For carbon steel weld inspection, a reliable tool is Eddyfi Technologies' Tangential Eddy Current Array (TECA) Sharck™ probes. TECA uses ECA technology to introduce currents tangential to the surface of the weld under test to detect and size surface-breaking cracks. Sharck butt and fillet weld probes allow fast inspection of cracks without extensive surface preparation, making it easier to detect and size weld cracks in carbon steel. The best portable electromagnetic NDT system for rapid crack assessment, the Eddyfi Reddy® enables weld inspection, simultaneously scanning the weld cap, toe area, and heat-affected zone for longitudinal and transverse cracks without paint or coating removal. For stainless steel welds and other non-ferrous joints, ECA is an ideal technique. Padded ECA probes, for example, adapt to geometry variations in almost every direction, making the probes perfect for examining weld beads, transitions, and HAZ.
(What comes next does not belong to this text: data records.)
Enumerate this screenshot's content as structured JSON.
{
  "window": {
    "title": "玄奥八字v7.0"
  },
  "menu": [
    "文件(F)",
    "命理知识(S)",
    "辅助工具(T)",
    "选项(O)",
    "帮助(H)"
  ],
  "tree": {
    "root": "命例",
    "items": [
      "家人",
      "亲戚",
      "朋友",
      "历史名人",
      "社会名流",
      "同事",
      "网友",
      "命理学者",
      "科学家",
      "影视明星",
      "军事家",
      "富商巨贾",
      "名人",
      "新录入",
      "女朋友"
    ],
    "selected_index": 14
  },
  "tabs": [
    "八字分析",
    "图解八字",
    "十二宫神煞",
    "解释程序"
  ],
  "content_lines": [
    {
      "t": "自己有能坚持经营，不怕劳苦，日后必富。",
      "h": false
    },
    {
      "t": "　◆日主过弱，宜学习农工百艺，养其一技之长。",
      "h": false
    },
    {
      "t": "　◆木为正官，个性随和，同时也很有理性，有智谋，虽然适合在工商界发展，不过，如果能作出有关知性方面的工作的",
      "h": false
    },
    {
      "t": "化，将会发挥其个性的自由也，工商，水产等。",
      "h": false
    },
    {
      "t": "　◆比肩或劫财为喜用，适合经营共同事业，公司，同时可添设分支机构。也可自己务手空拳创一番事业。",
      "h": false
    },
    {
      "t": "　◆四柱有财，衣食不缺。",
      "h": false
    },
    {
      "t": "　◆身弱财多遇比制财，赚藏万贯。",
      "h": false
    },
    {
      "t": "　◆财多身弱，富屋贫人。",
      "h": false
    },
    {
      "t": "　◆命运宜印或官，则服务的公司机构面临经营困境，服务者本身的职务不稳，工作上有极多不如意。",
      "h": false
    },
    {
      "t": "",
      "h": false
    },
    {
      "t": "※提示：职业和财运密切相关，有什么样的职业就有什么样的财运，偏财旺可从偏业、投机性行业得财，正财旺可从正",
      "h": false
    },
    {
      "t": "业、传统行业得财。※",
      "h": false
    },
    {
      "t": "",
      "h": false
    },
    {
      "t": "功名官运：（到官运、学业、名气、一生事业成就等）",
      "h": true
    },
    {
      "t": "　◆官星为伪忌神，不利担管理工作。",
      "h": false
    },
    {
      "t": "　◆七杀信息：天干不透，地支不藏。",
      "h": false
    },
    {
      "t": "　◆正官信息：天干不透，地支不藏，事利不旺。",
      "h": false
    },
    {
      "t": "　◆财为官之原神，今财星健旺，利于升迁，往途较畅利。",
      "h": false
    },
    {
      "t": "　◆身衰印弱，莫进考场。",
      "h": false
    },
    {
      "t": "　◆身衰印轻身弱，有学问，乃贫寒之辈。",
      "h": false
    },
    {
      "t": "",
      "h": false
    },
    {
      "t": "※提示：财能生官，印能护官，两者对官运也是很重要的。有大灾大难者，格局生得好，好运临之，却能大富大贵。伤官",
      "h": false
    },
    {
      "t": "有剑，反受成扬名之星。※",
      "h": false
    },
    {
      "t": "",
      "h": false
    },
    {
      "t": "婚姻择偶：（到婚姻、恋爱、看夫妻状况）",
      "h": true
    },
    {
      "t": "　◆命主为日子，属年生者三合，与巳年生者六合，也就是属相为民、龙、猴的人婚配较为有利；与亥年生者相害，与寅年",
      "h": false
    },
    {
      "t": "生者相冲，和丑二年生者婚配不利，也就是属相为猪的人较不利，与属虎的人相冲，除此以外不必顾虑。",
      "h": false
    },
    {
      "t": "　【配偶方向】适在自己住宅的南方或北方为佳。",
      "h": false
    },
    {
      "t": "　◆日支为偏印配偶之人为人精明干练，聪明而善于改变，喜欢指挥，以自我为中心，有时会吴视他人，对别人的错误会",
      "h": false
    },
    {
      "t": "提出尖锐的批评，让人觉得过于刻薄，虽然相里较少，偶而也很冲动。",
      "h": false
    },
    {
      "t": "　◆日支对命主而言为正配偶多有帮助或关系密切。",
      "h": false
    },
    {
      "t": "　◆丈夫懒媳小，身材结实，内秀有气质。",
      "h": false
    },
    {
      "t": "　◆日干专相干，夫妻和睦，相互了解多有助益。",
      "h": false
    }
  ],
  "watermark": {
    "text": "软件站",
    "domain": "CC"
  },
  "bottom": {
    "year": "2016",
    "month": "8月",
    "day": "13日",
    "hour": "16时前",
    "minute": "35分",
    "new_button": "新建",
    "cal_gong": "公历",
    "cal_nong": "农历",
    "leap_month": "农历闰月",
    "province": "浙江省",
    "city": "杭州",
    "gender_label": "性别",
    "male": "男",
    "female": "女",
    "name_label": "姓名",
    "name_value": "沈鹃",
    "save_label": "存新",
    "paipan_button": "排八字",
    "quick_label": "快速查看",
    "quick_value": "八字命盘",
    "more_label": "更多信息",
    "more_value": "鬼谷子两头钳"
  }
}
For subsea or offshore weld inspection, ACFM —an electromagnetic inspection technique that introduces an alternating current into the surface of a weld to detect surface-breaking cracks— offers a proven and practical solution. The TSC Amigo2 was specifically designed for the detection of surface-breaking cracks in subsea and offshore environments. Immediate defect sizing and recording is a major benefit, and optimal performance when inspecting underwater structural welds. The Amigo2 is engineered around a highly advanced signal acquisition and processing system able to process data quickly with smoother, high resolution indications that increase the detectability of small defects. The ACFM subsea inspection system finds flaws in structural node welds on jackets, welded plate structures, performing weld inspection with standard and single-pass array probes, through thick coatings and in the splash zone.

Weld Volumetric Inspection

Phased Array Ultrasonic Testing (PAUT) in combination with Total Focusing Method (TFM) is optimal for volumetric inspection of welds, sometimes in combination with Time-of-flight Diffraction (TOFD).

The M2M Gekko® and M2M Mantis­™ are portable PAUT flaw detectors that incorporate TFM and TOFD. Through the user-friendly interface, Capture™, inspectors can quickly configure the Gekko and Mantis units, scan, and analyze the collected data with confidence. Capture simplifies scanning using TFM and PAUT, streamlining analysis of TFM data to overcome the limitations with each technique. Multi-group weld inspection procedures are fully covered. Thick welds and CRA or stainless steel welds benefit from a 128-element aperture. A complex geometry dedicated solution for fillet welds in Y and T joints provides real-time display of the weld inspection. The onboard library of weld preps allows better oil and gas weld inspection, power generation thick weld inspection, dissimilar material weld inspection, automotive and railway laser weld inspection and spot weld inspection.

Both surface and volumetric inspection methods are complementary for a complete weld defect assessment. Eddyfi Technologies offers weld inspection solutions for detecting the variety of flaws across many different types of welds.